======== SOURCE DATA ========

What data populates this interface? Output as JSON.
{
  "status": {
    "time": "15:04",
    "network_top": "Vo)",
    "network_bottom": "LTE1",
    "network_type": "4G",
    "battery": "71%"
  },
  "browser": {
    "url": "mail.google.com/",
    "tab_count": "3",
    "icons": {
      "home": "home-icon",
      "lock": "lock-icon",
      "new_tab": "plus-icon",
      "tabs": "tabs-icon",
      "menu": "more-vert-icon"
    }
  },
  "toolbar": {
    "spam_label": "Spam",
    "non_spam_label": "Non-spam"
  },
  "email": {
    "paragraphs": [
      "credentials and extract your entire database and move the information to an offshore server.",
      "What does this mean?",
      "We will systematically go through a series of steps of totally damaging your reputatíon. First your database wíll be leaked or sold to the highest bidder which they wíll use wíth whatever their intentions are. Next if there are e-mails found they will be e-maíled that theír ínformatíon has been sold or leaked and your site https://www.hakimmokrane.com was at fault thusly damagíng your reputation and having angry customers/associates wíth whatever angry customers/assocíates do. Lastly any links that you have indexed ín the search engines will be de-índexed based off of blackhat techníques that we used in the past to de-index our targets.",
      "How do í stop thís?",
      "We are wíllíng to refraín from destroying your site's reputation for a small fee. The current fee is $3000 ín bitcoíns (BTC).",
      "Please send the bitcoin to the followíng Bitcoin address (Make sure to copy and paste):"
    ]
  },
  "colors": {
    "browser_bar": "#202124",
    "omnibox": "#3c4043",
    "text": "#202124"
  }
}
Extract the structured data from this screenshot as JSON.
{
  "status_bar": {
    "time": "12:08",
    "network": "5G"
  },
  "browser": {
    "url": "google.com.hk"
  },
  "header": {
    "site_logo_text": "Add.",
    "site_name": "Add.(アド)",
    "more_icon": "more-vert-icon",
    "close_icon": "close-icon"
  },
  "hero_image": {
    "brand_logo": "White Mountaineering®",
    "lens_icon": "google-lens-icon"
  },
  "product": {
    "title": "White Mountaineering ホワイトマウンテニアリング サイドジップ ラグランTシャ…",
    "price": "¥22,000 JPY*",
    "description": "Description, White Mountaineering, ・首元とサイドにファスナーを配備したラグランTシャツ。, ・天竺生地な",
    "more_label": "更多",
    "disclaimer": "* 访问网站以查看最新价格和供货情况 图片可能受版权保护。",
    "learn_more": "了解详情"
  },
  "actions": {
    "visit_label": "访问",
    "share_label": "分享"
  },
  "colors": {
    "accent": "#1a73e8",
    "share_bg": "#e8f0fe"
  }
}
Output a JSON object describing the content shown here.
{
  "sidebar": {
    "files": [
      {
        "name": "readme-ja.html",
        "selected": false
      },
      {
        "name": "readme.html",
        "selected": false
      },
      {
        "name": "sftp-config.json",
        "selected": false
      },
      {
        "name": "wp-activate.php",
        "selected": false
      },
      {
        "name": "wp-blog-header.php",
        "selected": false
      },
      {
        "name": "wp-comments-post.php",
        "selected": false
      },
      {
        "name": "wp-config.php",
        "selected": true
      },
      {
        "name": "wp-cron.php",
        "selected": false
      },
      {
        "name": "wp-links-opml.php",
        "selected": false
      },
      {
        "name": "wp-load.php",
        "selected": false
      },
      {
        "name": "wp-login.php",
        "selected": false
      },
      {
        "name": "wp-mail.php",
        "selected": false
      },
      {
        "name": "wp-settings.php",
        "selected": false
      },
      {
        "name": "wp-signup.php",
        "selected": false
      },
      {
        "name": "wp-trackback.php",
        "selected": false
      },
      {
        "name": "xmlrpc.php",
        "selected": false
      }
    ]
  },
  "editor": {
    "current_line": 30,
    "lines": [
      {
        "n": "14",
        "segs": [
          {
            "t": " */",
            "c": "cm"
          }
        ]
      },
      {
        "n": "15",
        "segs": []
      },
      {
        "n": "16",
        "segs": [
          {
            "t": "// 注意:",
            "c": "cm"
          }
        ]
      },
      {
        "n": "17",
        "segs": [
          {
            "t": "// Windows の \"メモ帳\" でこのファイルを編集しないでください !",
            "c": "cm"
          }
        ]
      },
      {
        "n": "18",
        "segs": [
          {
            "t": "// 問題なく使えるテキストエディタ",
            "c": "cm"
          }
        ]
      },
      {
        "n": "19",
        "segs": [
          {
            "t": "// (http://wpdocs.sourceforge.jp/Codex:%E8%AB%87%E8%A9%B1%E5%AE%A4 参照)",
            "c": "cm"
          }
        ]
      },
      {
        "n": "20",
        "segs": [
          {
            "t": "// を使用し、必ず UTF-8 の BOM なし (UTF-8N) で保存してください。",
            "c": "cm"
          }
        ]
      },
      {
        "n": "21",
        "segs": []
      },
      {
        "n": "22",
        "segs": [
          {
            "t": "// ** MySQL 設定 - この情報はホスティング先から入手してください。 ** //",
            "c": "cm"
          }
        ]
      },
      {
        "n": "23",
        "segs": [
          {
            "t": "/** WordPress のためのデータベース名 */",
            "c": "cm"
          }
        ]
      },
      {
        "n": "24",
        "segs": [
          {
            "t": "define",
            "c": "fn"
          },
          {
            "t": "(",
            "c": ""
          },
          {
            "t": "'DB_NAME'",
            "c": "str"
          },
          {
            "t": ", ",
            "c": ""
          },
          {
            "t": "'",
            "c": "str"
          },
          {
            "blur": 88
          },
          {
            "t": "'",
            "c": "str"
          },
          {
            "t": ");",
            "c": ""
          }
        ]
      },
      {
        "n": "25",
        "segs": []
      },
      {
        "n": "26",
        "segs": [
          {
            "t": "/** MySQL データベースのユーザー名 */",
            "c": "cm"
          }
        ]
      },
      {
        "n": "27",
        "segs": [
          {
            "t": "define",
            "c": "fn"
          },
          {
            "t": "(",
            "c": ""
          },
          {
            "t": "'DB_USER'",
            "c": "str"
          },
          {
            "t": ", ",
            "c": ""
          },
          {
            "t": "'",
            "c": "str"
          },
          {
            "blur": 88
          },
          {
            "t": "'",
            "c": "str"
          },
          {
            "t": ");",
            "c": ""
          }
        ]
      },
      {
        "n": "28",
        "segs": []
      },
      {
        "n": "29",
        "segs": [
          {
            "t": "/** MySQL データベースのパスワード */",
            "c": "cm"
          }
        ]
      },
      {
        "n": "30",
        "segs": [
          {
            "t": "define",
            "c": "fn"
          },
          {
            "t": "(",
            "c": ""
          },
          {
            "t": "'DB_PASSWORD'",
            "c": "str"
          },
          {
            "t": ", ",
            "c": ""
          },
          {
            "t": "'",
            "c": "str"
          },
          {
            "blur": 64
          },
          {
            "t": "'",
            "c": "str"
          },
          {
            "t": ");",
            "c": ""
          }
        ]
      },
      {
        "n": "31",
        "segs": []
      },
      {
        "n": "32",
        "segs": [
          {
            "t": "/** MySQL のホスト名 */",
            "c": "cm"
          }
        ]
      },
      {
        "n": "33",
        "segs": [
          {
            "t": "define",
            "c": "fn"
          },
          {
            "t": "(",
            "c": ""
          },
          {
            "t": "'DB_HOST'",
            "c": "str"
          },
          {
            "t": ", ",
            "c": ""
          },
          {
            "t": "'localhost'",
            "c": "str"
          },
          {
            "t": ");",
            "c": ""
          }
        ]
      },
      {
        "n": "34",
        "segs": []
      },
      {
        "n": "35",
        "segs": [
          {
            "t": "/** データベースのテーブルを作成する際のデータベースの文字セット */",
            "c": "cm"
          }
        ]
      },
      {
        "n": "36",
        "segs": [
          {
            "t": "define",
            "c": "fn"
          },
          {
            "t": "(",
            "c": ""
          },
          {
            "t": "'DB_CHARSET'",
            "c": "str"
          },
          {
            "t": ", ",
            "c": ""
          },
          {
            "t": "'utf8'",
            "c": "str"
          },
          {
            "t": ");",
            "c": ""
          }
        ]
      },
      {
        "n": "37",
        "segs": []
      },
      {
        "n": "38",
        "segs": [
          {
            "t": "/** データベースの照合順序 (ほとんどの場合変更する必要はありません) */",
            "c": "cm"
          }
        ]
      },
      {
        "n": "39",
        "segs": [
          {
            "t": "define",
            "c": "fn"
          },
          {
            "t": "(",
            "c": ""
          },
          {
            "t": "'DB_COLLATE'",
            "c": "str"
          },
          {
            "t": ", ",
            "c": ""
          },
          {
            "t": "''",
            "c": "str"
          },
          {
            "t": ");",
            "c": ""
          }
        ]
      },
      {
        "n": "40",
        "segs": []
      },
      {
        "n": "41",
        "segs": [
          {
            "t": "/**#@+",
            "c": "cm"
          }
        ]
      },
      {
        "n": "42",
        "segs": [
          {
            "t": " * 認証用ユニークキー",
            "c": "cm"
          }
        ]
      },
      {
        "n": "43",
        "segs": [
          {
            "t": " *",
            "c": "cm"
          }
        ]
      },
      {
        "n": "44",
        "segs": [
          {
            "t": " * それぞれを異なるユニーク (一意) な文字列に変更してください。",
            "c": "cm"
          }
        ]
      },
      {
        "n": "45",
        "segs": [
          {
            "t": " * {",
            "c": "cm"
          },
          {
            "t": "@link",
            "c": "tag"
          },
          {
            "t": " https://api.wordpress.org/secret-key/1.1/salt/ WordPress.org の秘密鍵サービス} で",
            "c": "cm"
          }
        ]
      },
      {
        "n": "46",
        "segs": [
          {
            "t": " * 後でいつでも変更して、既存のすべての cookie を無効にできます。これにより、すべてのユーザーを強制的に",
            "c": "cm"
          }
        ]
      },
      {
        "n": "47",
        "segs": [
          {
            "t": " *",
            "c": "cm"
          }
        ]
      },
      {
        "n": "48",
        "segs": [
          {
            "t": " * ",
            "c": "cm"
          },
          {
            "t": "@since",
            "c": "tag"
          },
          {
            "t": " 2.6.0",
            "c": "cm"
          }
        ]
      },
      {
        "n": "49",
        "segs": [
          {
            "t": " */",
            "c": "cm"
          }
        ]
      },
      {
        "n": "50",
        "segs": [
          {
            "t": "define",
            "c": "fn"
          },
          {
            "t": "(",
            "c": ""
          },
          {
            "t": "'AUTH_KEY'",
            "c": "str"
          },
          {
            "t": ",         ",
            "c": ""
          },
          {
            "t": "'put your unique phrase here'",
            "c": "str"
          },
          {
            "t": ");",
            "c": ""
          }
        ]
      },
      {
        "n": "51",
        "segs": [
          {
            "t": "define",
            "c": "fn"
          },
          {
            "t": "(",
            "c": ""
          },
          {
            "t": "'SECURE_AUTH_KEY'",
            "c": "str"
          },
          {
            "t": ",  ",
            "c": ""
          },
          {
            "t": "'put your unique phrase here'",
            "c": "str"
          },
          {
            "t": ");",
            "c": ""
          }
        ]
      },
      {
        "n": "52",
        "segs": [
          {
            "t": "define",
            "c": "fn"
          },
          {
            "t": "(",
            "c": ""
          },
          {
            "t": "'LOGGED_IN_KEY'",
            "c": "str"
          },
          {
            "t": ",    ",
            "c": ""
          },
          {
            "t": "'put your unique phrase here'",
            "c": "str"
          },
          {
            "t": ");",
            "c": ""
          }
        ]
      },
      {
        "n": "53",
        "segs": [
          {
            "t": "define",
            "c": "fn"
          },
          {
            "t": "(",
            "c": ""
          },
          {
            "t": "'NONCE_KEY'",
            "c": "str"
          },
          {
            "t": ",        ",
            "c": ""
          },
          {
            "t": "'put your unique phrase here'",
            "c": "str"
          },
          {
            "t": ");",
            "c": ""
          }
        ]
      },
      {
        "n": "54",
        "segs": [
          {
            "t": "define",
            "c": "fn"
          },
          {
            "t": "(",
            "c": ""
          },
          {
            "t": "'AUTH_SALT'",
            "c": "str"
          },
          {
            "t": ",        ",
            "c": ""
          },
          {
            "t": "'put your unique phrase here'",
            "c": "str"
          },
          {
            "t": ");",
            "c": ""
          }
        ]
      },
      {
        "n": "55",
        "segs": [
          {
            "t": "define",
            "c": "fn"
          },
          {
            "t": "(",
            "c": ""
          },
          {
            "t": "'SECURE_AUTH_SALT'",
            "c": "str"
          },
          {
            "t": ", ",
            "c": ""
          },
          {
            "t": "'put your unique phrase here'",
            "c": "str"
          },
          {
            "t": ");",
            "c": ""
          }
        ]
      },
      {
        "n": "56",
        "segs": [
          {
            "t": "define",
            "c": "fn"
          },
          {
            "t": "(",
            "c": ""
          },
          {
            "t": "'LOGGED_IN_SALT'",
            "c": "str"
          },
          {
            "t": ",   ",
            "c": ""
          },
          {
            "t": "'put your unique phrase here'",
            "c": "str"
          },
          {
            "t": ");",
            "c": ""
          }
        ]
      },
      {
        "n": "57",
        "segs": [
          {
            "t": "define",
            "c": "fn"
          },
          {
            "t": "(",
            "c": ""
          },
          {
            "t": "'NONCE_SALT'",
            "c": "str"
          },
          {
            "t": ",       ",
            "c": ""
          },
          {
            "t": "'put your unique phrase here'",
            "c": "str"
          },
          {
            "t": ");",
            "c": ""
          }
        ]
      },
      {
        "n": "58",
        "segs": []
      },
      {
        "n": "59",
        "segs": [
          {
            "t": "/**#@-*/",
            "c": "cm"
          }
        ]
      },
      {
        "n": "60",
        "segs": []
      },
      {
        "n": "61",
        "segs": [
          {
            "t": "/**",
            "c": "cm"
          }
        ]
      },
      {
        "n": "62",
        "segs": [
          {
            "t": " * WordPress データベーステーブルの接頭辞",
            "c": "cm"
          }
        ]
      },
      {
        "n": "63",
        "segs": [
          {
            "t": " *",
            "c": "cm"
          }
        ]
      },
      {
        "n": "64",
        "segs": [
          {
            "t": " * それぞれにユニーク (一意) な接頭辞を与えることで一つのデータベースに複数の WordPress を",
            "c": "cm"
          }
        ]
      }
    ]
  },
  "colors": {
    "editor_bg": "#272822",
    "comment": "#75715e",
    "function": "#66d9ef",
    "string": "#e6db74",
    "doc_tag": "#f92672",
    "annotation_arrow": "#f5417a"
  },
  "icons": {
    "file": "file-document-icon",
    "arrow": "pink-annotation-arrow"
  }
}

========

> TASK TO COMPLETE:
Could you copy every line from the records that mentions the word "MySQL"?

> RESPONSE AREA:
            "t": "// ** MySQL 設定 - この情報はホスティング先から入手してください。 ** //",
            "t": "/** MySQL データベースのユーザー名 */",
            "t": "/** MySQL データベースのパスワード */",
            "t": "/** MySQL のホスト名 */",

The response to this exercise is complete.